__WHAT YOU HAVE TO DO__: Gather every line in the records below that contains the word "this".

SOURCE INFORMATION Block Start

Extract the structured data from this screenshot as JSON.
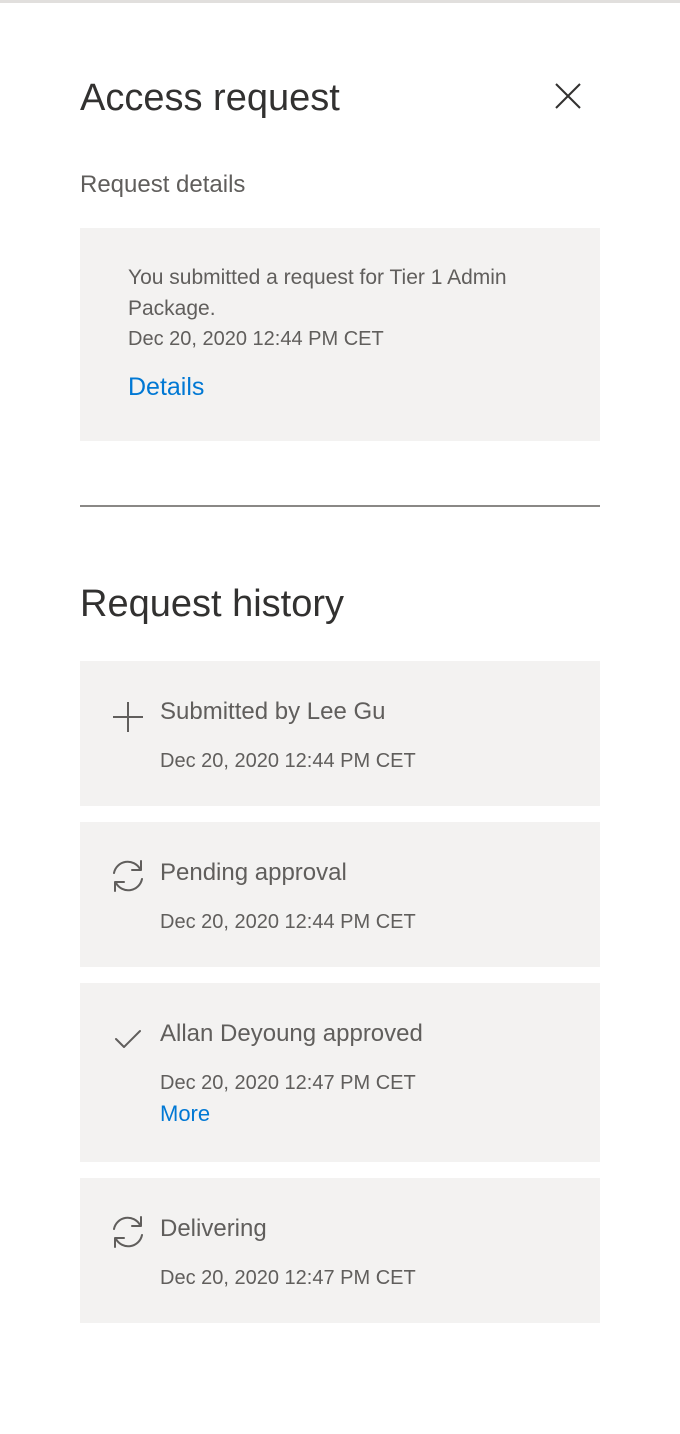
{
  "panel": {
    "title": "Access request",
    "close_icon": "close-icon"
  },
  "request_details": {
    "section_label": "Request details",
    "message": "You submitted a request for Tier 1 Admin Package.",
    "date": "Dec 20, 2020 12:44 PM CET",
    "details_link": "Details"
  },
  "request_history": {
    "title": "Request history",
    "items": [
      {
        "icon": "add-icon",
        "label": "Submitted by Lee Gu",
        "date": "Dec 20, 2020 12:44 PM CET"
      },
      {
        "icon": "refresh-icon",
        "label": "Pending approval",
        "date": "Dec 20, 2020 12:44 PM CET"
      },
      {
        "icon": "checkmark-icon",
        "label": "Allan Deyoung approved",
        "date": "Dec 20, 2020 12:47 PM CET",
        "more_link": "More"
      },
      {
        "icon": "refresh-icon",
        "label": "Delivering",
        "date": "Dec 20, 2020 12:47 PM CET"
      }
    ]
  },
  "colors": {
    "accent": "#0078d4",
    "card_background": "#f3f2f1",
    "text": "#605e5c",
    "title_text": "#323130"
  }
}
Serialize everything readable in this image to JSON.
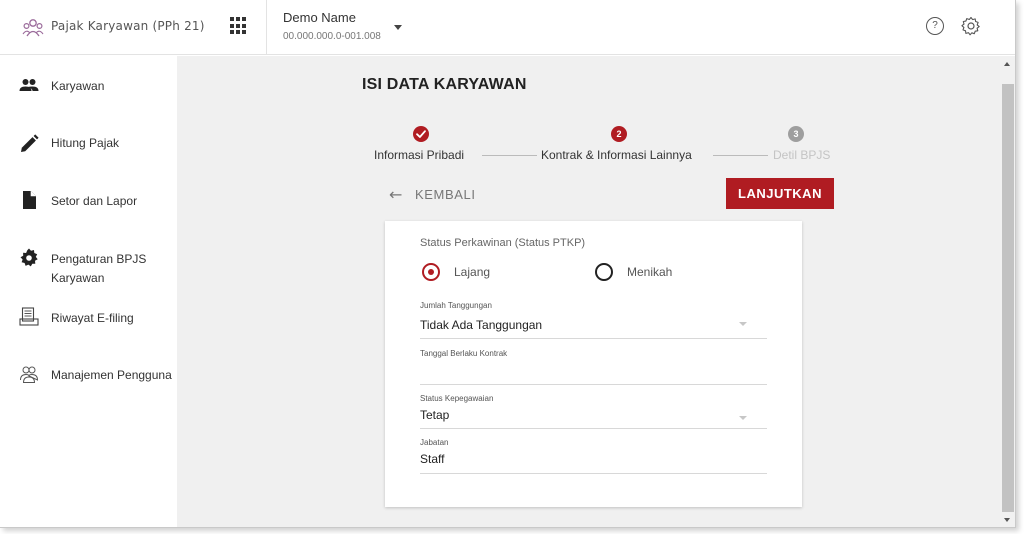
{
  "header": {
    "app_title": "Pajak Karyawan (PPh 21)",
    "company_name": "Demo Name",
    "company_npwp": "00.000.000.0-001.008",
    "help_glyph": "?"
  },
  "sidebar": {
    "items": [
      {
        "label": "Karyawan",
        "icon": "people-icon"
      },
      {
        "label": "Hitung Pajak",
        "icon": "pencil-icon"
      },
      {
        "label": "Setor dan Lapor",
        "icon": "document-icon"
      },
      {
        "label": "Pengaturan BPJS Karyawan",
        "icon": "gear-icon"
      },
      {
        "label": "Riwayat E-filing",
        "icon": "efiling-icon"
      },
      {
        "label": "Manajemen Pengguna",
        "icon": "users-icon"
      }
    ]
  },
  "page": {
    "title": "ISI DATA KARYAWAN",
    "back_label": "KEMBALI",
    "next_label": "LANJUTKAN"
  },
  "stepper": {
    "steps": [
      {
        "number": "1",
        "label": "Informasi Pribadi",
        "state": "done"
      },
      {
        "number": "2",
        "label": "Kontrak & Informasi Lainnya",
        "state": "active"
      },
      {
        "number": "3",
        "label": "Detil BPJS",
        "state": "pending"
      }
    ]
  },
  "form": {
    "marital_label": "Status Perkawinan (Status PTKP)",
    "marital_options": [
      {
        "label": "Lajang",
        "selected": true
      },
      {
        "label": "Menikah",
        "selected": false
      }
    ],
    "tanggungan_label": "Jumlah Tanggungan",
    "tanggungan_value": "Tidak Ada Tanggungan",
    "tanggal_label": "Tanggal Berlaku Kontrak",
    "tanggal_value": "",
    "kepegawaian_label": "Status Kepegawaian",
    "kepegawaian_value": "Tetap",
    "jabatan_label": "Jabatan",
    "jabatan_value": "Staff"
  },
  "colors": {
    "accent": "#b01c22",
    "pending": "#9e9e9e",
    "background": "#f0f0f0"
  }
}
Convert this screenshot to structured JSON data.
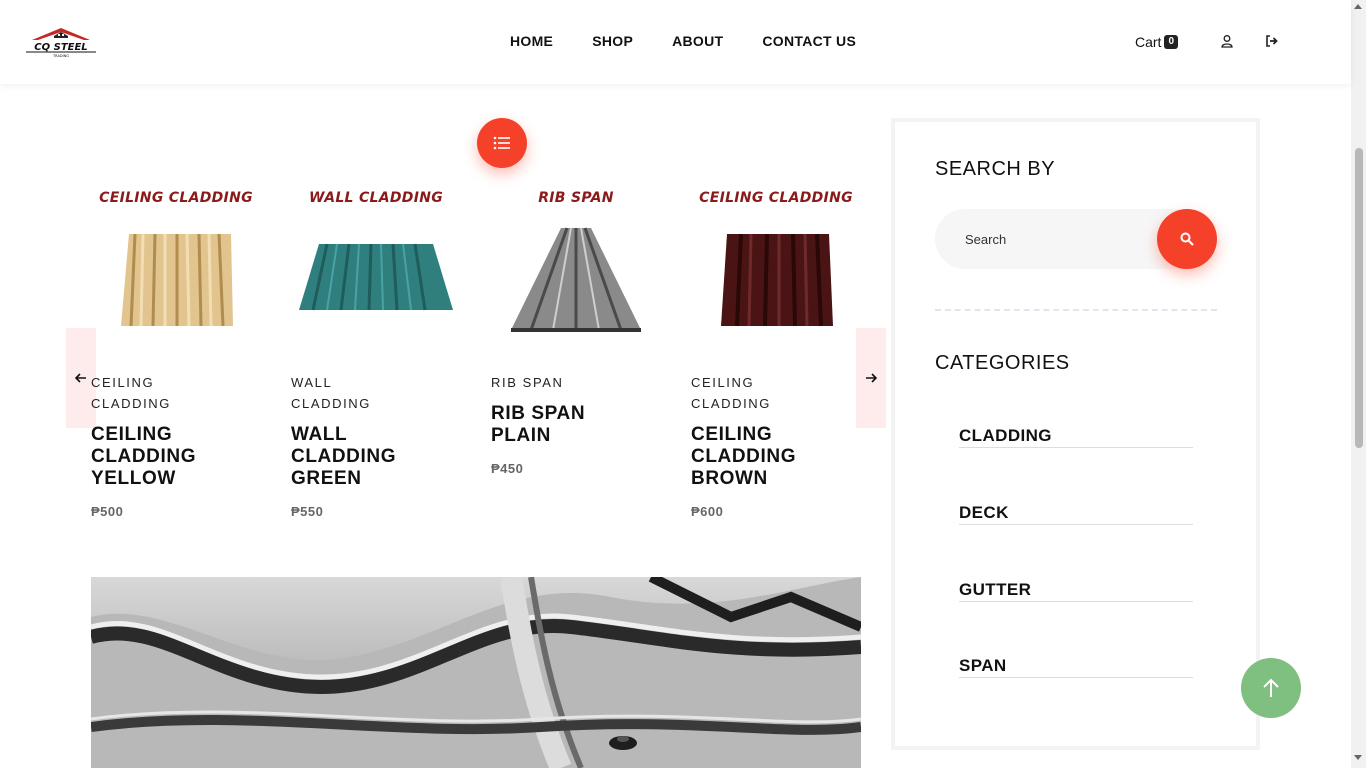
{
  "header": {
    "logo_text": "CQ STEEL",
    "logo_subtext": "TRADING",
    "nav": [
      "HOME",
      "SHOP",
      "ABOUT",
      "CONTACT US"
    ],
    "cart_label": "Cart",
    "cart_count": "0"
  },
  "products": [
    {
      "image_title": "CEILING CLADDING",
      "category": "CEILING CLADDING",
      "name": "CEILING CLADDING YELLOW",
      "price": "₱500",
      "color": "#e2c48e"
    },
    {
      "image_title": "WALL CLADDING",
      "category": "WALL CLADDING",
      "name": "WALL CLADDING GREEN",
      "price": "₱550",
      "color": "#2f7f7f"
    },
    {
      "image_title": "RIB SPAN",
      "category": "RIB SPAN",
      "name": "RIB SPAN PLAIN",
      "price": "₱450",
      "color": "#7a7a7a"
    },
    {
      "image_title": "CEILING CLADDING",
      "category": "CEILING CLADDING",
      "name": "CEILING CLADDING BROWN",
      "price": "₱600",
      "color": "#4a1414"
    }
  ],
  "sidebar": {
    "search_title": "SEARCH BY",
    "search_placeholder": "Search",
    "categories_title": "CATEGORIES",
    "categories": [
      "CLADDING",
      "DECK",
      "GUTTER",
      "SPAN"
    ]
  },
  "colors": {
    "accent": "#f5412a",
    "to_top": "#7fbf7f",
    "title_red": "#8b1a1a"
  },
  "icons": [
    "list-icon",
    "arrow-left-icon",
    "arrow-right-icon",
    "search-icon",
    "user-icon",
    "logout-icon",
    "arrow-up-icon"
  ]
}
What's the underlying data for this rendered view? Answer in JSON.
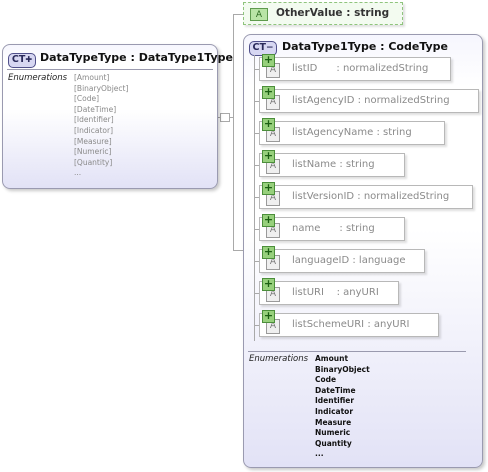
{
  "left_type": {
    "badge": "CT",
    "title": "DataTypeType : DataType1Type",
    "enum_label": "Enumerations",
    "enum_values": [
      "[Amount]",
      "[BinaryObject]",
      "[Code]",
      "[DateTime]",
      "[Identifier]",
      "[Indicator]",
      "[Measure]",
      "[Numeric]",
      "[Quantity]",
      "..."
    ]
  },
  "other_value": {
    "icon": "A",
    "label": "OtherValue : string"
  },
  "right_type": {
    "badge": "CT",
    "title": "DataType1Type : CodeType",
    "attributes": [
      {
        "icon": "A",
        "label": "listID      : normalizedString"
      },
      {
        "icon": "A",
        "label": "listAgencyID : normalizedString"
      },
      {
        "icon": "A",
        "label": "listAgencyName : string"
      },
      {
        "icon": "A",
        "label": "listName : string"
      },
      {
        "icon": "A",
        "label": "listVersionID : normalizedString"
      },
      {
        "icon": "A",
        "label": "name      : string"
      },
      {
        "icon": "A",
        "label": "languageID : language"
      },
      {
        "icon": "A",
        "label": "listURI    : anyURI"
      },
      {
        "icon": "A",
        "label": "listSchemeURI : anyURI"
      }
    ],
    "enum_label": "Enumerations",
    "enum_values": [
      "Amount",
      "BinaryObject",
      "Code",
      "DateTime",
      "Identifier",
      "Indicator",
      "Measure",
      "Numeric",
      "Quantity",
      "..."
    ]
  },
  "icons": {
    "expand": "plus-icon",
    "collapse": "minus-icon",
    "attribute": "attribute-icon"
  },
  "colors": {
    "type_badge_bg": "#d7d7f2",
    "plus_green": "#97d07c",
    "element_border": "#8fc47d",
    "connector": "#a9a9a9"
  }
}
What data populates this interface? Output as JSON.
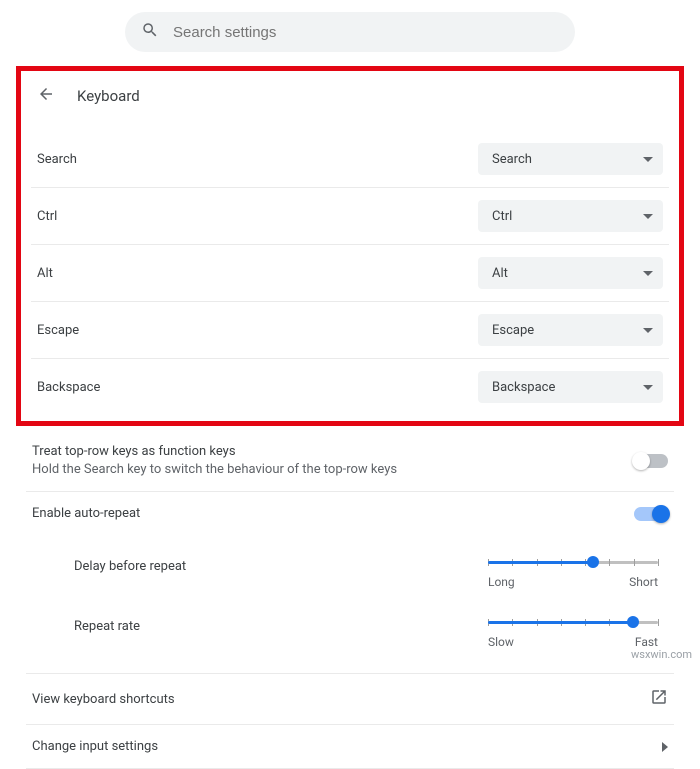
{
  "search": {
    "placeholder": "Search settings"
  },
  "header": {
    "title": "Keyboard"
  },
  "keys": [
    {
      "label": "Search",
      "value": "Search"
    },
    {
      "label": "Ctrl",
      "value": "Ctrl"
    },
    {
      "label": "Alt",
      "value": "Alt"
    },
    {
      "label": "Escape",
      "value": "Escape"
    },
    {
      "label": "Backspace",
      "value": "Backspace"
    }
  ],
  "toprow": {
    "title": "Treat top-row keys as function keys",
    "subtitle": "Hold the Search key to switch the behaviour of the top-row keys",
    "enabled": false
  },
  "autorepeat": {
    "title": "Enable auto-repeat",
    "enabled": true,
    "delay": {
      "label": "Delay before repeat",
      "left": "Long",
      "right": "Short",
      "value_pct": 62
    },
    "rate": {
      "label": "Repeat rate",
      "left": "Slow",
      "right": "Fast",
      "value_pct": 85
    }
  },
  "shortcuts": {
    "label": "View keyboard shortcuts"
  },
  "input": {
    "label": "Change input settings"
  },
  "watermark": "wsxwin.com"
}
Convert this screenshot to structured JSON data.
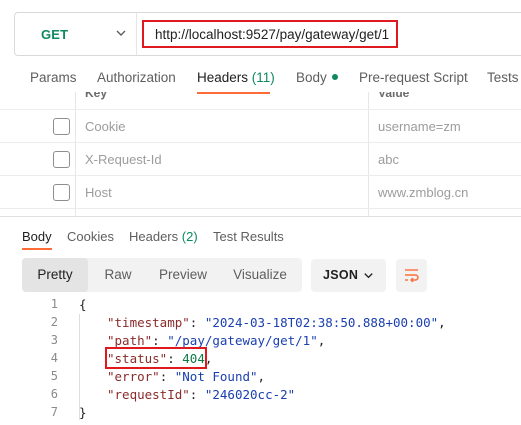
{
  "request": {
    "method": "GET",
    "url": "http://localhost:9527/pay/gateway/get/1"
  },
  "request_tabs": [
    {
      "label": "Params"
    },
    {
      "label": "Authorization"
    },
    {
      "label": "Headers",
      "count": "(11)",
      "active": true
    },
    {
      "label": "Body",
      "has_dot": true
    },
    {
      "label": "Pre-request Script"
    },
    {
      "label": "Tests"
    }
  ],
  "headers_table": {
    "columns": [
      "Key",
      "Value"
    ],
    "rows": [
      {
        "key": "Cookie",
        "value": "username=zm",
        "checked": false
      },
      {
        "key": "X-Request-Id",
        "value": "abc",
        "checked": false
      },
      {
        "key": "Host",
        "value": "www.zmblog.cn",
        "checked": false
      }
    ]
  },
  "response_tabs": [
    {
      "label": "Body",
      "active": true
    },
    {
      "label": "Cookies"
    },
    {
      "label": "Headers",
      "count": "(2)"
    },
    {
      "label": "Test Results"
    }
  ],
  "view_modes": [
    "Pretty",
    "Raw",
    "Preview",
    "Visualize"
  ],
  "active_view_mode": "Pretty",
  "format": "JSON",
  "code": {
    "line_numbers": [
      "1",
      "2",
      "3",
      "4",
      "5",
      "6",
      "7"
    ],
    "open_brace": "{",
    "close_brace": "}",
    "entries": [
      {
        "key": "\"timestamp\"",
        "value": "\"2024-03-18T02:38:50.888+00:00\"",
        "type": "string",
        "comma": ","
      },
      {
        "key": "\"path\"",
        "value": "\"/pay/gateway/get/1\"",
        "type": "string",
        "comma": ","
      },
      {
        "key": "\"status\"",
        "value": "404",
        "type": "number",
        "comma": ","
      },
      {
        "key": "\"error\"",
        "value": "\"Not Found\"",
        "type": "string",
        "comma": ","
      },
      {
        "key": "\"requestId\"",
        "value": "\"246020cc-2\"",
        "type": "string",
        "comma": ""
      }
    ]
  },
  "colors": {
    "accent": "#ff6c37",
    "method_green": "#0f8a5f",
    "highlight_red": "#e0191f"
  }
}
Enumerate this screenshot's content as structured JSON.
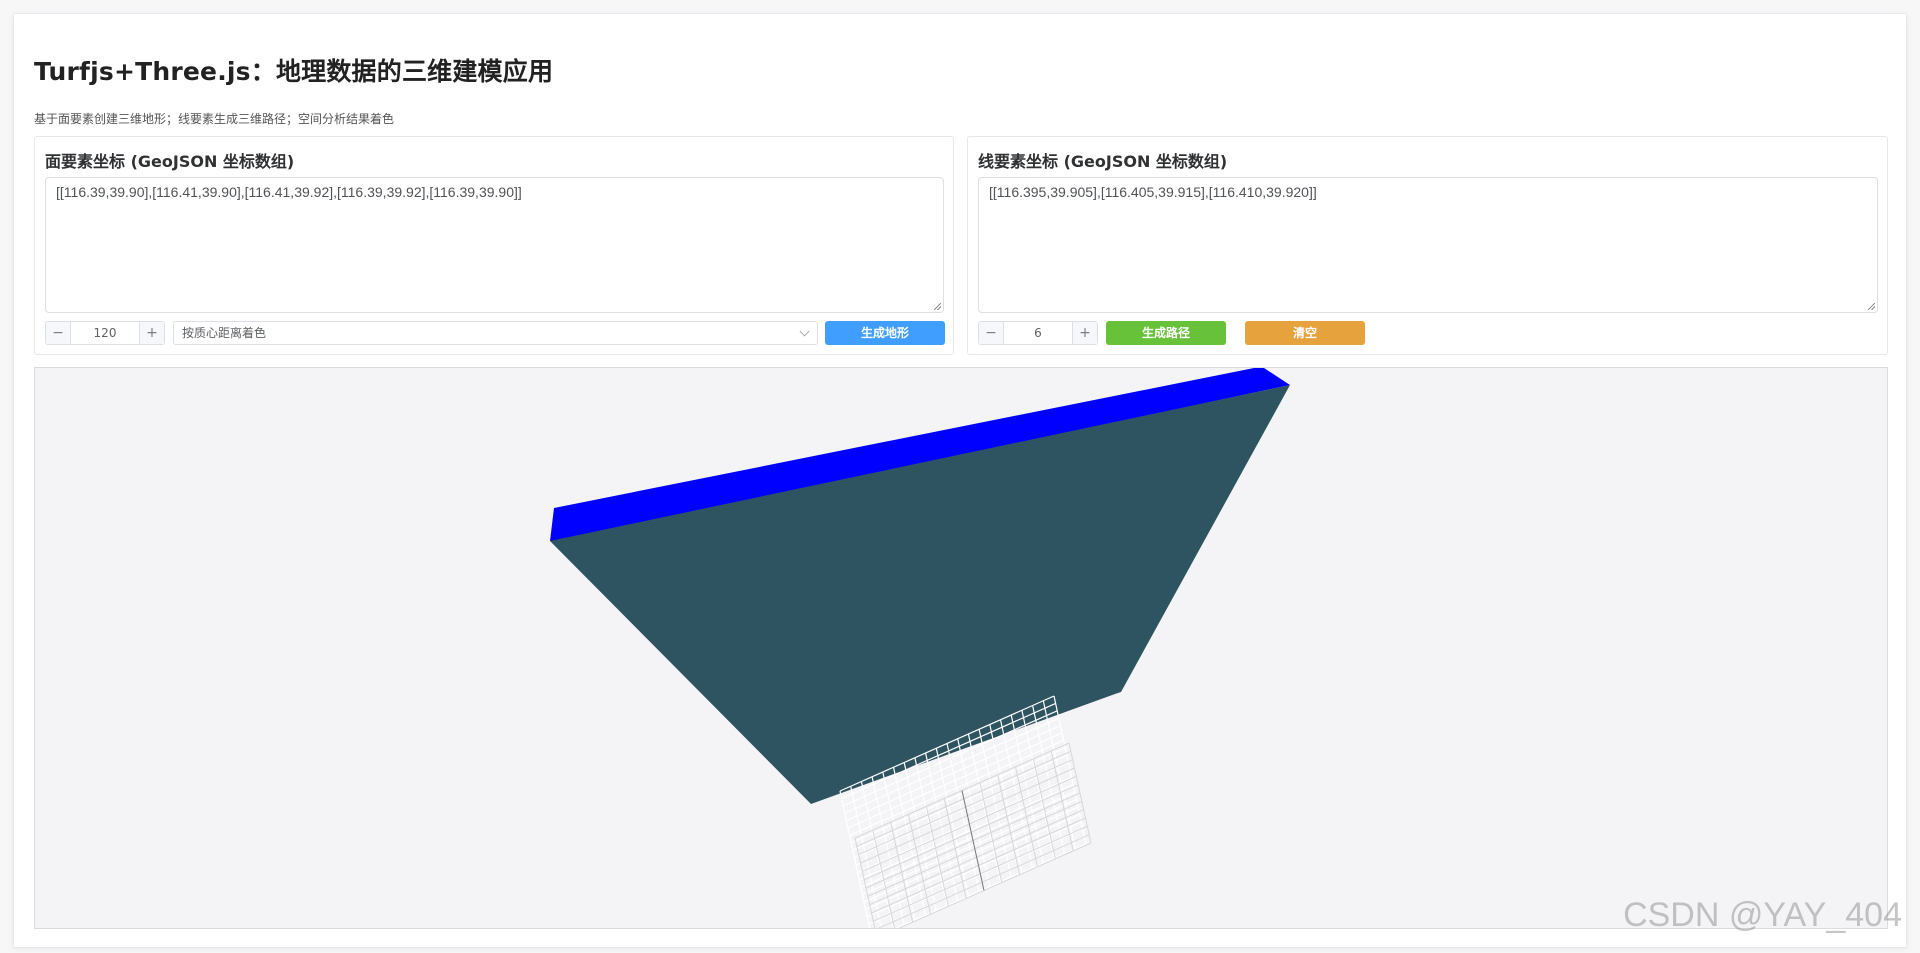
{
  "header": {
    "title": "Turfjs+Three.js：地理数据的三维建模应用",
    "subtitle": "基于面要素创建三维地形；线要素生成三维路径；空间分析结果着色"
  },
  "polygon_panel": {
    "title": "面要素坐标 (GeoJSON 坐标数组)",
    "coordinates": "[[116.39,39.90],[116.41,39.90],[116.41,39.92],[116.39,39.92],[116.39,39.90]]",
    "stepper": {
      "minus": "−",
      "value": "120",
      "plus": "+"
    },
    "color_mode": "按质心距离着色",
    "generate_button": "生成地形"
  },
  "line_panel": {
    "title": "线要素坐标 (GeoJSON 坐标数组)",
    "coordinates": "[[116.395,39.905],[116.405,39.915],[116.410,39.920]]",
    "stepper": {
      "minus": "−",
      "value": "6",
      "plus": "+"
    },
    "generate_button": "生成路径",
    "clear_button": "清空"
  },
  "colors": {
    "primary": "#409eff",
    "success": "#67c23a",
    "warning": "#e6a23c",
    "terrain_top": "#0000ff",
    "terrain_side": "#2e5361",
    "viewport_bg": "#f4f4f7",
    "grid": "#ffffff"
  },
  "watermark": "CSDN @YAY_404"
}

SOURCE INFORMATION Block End

__RESPONSE BOX__:
Extract the structured data from this screenshot as JSON.
Serialize everything readable in this image to JSON.
Convert this screenshot to structured JSON data.
What's the underlying data for this rendered view? Answer in JSON.
What data populates this interface? Output as JSON.
Convert this screenshot to structured JSON data.
Enumerate this screenshot's content as structured JSON.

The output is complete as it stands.